Therefore, I think we can safely assume that Keim must draft a CB with one of the first three picks, most likely with pick #47, unless Denzel Ward or Minkah Fitzpatrick were surprisingly available at #15.

The hope is that Marcus Golden bounces back strong and can be re-signed to a long-term deal. But, given the uncertainty of that and the fact that there currently is very little depth at DE, the need to add two Des is high. The Cardinals have met with UFAs Connor Barwin and Benson Mayowa, but neither has been signed. Should one of them be signed prior to the draft, then the immediate need at DE is not as imminent.

Sam Bradford’s injury history makes drafting a QB one of the top priorities. But who knows? Steve Keim has great confidence in Mike Glennon. Plus, Byron Leftwich is very intrigued with Alek Torgersen, whom the Cardinals just claimed off waivers.

It is unclear at this point whether Deone Bucannon is the good fit in Wilks’ defense. There is not much depth behind Bucannon, Josh Bynes and Hasaan Reddick (although keep an eye on recently claimed LB Jeremy Cash). LB is a need---maybe not the most pressing one---but a reasonable one.

WR is a need. Adding Brice Butler and Cobi Hamilton may have slightly mitigated the urgency to draft a WR early in this draft, but what the Cardinals still lack is a speedy playmaker over the middle, which would make D.J. Moore and Christian Kirk very attractive.

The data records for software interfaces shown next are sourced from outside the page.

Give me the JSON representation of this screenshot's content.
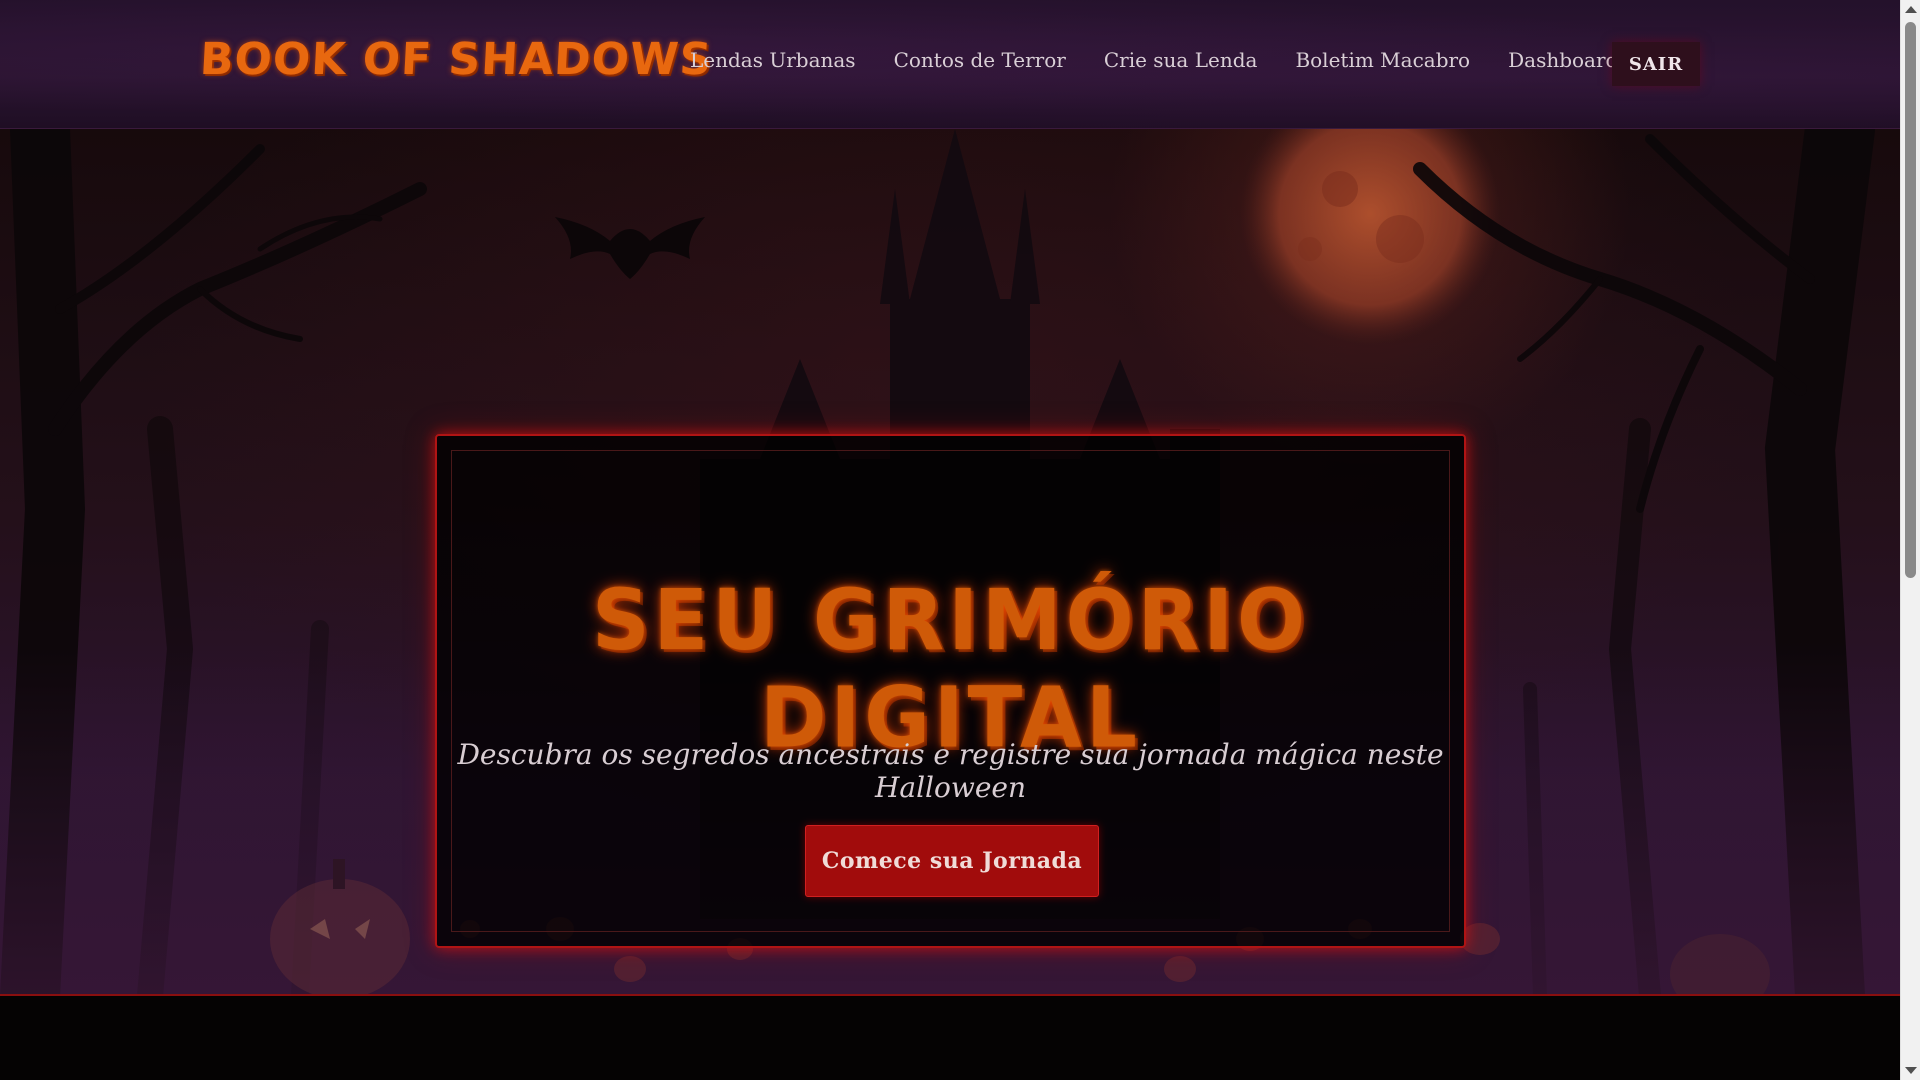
{
  "navbar": {
    "brand": "BOOK OF SHADOWS",
    "links": [
      {
        "label": "Lendas Urbanas"
      },
      {
        "label": "Contos de Terror"
      },
      {
        "label": "Crie sua Lenda"
      },
      {
        "label": "Boletim Macabro"
      },
      {
        "label": "Dashboard"
      }
    ],
    "logout_label": "SAIR"
  },
  "hero": {
    "title": "SEU GRIMÓRIO DIGITAL",
    "subtitle": "Descubra os segredos ancestrais e registre sua jornada mágica neste Halloween",
    "cta_label": "Comece sua Jornada"
  },
  "colors": {
    "brand_orange": "#e8680f",
    "title_orange": "#cf5a08",
    "cta_red": "#a10c0c",
    "card_border_red": "#b01414",
    "nav_background": "#24112b"
  },
  "icons": {
    "scroll_up": "triangle-up-icon",
    "scroll_down": "triangle-down-icon"
  }
}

RB is a need. John Gambadoro recently reported that the Cardinals are showing great interest in 4 RBs: Nick Chubb (Georgia), Sony Michel (Georgia), Kerryon Johnson (Auburn) and Mark Walton (Miami). Could Keim pick one of these RBs at #47? Chances are very strong that all of them (beside Walton) will be taken prior to pick #79.

C is a need. If Evan Boehm is no closer today to beating out Shipley, that means the Cardinals need to re-address the position. There are 4 blue chip centers in this draft: James Daniels (Iowa), Isaiah Wynn (Georgia), Billy Price (Ohio St.) and Frank Ragnow (Arkansas).

TE is a need. But with all the other pressing needs, can the Cardinals afford to draft a TE with one of the first 4 picks?

S/slot CB is a big need now that Mathieu is gone.

Plus, drafting a K is possible need, if one of the kickers Keim loves is available at a reasonable spot. He can save $3 M on the cap by releasing Dawson sand have the KOP&F on board.

So many needs…and so few picks.

This is what can happen when well over 20 free agents leave for other teams over the course of two seasons.

Thus the Cardinals’ and Steve Keim’s refrain in this draft, like the acoustic band America’s, who have “been to the desert on a horse with no name,” wrote: “ I need you, like the flower needs the rain, I need you, guess I’ll start it all again.”